LERWICK, a municipal and police burgh of Shetland, Scotland, the most northerly town in the British Isles.
One mile west of Lerwick is Clickimin Loch, separated from the sea by a narrow strip of land.
Old Red Sandstone, red grits, sandstones and marls and conglomerate occur in a narrow belt on the east side of Mainland from Sumburgh Head to Rova Head, north of Lerwick; they also form the island of Bressay.
Communication with the islands is maintained by steamers from Leith and Aberdeen to Lerwick, the capital (twice a week), and to Scalloway, the former capital, and other points (once a week).

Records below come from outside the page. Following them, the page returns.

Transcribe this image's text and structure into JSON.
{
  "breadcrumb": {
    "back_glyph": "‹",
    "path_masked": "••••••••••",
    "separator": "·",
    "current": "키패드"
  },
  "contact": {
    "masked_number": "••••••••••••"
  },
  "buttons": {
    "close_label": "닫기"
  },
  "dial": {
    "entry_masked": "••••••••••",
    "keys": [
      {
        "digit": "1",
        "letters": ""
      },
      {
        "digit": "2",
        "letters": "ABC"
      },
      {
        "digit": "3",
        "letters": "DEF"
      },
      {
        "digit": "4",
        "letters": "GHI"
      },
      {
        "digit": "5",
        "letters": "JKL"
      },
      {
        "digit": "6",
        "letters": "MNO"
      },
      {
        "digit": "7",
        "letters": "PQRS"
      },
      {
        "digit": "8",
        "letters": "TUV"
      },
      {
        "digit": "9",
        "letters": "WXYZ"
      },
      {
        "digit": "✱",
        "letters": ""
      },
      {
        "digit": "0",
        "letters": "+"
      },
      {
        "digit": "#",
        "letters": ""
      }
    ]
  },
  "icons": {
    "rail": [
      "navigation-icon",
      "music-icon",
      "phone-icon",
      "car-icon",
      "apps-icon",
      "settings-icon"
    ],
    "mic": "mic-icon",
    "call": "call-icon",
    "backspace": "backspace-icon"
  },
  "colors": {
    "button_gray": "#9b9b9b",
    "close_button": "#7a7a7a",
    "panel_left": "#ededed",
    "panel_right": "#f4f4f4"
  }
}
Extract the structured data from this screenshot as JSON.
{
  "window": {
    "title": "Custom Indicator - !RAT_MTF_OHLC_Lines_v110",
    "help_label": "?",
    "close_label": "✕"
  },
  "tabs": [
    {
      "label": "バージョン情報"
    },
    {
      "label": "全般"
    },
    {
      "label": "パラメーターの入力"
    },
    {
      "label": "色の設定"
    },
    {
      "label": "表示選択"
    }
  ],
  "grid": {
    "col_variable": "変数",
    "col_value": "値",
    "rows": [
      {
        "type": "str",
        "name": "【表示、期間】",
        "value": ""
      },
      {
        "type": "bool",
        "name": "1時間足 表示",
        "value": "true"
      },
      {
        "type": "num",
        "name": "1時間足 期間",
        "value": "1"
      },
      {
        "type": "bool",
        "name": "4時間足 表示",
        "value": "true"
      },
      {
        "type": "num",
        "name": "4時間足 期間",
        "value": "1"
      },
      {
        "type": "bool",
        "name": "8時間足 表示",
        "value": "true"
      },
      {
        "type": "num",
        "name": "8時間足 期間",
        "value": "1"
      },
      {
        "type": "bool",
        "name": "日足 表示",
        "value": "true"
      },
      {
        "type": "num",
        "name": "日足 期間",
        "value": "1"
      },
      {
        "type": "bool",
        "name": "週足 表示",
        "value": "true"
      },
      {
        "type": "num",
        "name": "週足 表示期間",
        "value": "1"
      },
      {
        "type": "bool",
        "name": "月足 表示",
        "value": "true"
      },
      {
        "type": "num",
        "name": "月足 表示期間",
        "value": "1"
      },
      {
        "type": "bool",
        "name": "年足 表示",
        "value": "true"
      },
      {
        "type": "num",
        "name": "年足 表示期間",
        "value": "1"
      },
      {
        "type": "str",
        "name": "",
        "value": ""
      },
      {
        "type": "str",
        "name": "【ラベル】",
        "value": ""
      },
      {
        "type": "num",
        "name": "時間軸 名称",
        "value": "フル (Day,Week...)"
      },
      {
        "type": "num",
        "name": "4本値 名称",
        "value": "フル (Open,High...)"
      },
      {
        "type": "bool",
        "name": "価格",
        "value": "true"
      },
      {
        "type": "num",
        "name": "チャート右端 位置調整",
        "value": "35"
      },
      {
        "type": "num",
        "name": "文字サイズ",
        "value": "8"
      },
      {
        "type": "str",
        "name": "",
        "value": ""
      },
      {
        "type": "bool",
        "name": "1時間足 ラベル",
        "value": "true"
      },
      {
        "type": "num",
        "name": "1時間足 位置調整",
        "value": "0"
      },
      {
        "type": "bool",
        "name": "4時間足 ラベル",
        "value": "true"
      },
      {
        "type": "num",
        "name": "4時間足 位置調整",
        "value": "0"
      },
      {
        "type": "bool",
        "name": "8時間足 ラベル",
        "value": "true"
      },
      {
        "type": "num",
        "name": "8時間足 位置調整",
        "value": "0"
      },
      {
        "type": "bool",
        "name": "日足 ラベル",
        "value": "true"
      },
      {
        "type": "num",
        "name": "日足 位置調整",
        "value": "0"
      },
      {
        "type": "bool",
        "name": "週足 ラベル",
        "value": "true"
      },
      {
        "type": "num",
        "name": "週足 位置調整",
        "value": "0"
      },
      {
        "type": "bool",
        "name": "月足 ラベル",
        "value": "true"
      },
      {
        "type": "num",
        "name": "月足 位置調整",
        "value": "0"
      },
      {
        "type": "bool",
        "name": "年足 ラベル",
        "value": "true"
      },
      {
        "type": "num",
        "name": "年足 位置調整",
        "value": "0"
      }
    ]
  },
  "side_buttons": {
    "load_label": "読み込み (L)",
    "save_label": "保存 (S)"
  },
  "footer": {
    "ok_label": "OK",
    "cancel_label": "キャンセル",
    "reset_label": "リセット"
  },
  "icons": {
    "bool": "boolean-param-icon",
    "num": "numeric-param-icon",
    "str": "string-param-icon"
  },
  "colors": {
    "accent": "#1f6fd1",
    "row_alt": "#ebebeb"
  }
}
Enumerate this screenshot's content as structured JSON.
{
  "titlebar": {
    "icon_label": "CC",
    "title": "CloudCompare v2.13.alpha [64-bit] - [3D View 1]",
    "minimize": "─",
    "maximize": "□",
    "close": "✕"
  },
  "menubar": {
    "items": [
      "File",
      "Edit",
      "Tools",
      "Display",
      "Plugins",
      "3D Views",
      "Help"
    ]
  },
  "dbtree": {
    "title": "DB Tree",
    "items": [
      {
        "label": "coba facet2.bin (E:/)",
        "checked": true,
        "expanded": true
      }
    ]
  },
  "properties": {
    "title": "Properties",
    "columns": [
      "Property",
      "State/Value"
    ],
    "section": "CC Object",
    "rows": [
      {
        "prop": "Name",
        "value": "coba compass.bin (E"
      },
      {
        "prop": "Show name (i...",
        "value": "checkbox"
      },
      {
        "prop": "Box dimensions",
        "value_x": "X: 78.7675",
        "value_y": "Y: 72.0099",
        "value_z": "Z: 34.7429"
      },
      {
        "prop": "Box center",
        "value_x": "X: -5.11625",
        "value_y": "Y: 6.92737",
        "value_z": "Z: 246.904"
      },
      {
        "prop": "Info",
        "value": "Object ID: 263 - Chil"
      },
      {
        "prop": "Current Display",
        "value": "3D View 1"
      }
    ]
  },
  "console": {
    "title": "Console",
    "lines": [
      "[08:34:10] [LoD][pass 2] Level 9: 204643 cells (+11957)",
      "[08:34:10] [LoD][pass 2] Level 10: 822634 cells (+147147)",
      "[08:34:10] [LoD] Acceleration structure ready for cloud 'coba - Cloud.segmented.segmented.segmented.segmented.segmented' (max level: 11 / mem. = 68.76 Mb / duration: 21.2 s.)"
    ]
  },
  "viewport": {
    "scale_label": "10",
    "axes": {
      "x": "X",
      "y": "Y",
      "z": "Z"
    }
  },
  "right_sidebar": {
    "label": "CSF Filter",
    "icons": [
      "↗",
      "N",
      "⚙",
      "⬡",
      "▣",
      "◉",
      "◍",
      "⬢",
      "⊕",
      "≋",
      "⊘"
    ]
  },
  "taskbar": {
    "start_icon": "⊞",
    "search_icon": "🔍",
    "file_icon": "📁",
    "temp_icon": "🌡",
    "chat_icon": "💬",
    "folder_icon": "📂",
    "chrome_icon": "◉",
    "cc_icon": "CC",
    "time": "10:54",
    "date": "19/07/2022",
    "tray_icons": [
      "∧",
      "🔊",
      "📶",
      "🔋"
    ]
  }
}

Besides Lerwick (q.v.) the county town, one of the most interesting places in the island is Scalloway (8S7), the ancient capital.
Of Lerwick, from which it is separated by the Sound of Bressay, in which Haakon V., king of Norway, anchored his galleys on the expedition that ended so disastrously for him at Largs (1263).
Ward Hill (742 ft.) is the sailors' landmark for Lerwick harbour.
The island is divided into Mainland district (comprising the parishes of Northmavine, Delting, Nesting, Sandsting, Walls, Tingwall, Bressay, Lerwick and Dunrossness) and North Isles district (the parishes of Unst, Fetlar and Yell).
It forms a sheriffdom with Orkney and Caithness, and there is a resident sheriff-substitute at Lerwick, the county town.
The county is under school board jurisdiction and Lerwick has a secondary school, and a few of the other schools earn grants for higher education.
There is a regular communication by steamer between Stromness and Kirkwall, and Thurso, Wick, Aberdeen and Leith, and also between Kirkwall and Lerwick and other points of the Shetlands.